When the stay came and the election process was halted I witnessed the first UGBM of my JNU life. The entire university body gathered on an open ground to discuss how to get the elections back. People went one by one on stage and gave reasoned arguments about what they thought of the situation. That night was life altering. I wondered why these students sat up all night patiently and enthusiastically to save their election, to save their JNU and the realization dawned upon me that how precious this place was. And I jumped in to the struggle for JNU, a struggle for everything which is worth fighting for in this world.
I do not wish to write what happened after this except that these were the best years of my life. I went on to do my Mphil and PhD (still on). JNU somehow made the research scholarship exam a cakewalk. I participated in politics- without any influence, background, money or muscle I could, because it is imperative. I feel proud today that the JNUSU President is building solidarity in the country against the right wing forces, because it is imperative.
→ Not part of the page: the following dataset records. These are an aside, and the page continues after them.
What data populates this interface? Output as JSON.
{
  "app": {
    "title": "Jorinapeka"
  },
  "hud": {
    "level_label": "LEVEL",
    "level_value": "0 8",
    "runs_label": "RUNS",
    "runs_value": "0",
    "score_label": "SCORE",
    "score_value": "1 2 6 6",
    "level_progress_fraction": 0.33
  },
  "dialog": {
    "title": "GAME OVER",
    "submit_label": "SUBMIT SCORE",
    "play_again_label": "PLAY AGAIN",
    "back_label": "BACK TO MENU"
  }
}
Moreover I didn’t do bad at academics at all. I have been a good student, worked for a year with the Department of Social Justice on the problem of manual scavenging and today I teach political science in a central university in the north –east. I feel equally at home here because I learnt my nationalism from JNU. It taught me to expand both my imagination and my heart to the universe. I am the first woman in my family to have taken up academics and my family now respects my freedom to make my life choices. JNU is not just where you go, its what you become. Primarily fearless and free!
A Hindi translation of a poem by Pablo Neruda for my beloved JNU :
तुमने मुझे उस आदमी का भाई बनाया जिसे मैं जानता था
तुमने मुझे सभी जीवित लोगों के अतिरिक्त शक्ति दी
तुमने मुझे मेरा देश वापस लौटाया
जैसे किसी नए जन्म में
तुमने मुझे वह स्वतंत्रता दी जिसकी अकेले आदमी के पास कमी होती है
तुमने मुझे विश्व की स्वच्छता और खुशियों की संभावना देखना सिखाया
तुमने मुझे अविनाशी बनाया
क्योंकि अब मैं खुद में खत्म नहीं होता